### EXERCISE GOAL
Below are some records. Say in a single number how many of their lines include the word "JSON".

Data about app and page elements:
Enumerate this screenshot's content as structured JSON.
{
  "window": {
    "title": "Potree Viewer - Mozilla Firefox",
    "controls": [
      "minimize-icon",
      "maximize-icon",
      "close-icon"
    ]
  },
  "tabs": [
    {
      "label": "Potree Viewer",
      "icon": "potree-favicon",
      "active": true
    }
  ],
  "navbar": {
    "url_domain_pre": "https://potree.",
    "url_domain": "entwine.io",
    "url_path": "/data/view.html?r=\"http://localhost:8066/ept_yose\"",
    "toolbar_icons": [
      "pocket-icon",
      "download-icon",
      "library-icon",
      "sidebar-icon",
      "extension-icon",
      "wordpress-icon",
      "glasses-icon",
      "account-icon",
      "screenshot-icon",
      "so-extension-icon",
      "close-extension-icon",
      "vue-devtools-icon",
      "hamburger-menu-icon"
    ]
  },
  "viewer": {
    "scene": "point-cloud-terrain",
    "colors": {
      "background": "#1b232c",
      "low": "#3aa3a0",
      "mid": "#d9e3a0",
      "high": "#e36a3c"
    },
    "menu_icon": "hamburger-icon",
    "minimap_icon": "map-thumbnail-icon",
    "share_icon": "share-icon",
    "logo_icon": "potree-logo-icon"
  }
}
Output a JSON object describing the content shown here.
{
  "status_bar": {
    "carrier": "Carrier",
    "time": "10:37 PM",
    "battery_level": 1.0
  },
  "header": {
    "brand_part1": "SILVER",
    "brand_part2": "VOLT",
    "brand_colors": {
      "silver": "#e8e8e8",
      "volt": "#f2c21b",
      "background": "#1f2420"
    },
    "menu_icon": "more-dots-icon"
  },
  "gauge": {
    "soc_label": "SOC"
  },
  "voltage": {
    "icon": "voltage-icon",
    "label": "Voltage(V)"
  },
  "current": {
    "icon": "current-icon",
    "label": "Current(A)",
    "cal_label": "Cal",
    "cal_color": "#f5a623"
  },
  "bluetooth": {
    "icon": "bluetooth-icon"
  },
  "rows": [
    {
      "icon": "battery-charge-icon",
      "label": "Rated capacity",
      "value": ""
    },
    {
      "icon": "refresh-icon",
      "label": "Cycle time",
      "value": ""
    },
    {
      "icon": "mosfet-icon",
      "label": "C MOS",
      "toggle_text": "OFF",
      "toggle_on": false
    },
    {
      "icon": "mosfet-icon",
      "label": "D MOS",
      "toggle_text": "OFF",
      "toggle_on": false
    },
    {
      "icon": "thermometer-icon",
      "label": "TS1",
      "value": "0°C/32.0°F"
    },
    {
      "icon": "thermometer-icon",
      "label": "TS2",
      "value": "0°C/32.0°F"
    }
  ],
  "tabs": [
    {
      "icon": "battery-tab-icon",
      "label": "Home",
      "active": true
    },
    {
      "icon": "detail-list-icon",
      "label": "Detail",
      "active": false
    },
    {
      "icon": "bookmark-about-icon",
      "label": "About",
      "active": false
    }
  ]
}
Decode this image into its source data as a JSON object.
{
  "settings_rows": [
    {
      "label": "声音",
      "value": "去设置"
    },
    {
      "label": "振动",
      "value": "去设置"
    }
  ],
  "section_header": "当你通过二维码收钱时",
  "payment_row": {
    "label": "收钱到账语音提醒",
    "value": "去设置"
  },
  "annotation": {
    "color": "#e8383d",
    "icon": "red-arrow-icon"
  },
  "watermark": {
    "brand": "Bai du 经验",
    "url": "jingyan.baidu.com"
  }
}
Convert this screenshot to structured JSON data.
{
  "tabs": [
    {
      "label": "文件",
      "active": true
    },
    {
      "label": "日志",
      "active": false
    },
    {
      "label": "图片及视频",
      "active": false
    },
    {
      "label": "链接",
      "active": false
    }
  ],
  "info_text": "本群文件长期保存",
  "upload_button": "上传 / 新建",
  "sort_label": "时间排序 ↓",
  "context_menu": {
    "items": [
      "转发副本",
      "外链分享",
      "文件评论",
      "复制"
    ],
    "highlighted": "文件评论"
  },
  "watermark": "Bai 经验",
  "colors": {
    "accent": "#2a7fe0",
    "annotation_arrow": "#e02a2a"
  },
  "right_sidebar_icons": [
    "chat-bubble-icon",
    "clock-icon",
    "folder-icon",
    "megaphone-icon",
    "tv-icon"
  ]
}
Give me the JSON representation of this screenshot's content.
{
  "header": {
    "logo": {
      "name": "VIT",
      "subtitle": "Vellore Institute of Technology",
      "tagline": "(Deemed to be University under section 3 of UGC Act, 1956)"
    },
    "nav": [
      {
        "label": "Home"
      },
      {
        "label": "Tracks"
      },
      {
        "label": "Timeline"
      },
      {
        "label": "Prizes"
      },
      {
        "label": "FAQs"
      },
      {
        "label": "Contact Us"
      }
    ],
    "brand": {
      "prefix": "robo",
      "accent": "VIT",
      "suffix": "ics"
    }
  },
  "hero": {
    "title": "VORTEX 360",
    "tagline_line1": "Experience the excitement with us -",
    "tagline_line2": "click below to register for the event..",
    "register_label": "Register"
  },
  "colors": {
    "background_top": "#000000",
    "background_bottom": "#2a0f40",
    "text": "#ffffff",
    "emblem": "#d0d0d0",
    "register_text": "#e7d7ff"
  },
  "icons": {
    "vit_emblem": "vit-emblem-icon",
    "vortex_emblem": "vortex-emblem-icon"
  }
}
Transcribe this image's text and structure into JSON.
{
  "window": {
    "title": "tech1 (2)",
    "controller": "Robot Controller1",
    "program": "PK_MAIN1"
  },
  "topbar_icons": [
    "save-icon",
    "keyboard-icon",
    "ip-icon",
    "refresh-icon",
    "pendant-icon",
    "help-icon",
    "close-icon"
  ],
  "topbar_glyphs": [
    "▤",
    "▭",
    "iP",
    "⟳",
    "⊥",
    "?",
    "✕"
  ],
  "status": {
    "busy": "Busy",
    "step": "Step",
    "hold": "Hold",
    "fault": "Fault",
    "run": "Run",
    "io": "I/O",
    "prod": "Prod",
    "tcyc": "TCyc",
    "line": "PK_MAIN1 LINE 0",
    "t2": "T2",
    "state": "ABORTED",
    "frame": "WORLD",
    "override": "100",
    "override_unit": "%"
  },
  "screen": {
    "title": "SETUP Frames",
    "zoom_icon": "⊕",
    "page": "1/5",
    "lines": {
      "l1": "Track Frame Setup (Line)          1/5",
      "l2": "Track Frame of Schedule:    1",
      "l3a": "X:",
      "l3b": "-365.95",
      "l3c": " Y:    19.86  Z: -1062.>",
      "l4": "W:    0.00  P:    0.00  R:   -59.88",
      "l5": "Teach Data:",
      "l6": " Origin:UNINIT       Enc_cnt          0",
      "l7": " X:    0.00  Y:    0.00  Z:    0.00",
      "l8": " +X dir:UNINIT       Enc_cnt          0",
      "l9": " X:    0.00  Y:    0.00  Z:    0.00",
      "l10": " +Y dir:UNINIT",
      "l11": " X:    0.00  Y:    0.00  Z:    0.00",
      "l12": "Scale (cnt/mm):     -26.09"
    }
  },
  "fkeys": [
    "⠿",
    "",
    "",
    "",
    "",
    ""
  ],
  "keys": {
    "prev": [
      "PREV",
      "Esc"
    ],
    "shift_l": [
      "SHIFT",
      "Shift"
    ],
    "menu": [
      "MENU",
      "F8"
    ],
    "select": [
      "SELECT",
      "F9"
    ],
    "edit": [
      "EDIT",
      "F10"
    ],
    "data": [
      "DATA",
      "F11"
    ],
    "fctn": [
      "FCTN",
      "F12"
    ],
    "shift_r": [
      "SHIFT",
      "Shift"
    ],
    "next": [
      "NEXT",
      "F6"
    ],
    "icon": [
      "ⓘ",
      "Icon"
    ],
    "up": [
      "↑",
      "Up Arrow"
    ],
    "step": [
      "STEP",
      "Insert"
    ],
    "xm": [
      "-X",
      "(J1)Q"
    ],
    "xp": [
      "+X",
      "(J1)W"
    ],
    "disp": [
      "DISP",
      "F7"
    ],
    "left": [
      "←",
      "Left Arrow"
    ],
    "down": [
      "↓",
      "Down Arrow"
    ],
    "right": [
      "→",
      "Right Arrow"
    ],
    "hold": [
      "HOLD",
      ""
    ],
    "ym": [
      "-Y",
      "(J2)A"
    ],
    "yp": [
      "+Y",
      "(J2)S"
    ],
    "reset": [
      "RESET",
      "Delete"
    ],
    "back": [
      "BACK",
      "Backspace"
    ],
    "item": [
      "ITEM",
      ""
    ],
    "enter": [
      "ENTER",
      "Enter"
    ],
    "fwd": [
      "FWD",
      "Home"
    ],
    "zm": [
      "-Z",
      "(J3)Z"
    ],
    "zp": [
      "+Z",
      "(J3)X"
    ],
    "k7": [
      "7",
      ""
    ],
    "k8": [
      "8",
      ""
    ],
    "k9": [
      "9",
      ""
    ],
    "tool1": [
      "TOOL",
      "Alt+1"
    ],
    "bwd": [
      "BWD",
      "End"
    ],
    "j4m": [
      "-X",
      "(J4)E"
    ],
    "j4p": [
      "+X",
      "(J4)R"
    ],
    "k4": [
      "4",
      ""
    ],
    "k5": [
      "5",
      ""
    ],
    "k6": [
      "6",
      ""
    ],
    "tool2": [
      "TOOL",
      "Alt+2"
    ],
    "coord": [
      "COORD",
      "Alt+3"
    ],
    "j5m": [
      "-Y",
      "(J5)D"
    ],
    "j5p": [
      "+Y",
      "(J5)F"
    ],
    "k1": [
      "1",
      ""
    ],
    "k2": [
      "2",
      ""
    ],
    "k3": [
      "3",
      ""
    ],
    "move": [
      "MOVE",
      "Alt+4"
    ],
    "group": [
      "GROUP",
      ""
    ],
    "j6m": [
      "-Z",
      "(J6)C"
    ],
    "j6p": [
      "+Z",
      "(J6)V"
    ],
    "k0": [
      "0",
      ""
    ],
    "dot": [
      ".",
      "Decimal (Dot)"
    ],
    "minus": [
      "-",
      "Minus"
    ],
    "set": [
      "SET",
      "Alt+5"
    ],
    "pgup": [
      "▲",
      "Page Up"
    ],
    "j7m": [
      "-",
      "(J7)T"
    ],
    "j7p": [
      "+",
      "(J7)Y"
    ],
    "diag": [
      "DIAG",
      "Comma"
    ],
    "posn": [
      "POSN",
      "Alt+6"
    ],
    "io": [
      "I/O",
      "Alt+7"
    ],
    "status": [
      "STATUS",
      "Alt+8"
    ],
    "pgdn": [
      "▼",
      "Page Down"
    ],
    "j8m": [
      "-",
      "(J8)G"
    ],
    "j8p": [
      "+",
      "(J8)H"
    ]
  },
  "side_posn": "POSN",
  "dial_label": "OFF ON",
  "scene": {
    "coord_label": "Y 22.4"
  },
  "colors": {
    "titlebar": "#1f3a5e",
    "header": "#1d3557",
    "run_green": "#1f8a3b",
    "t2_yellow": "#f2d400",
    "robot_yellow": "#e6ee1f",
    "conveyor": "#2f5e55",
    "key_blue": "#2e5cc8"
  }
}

### RESULT
6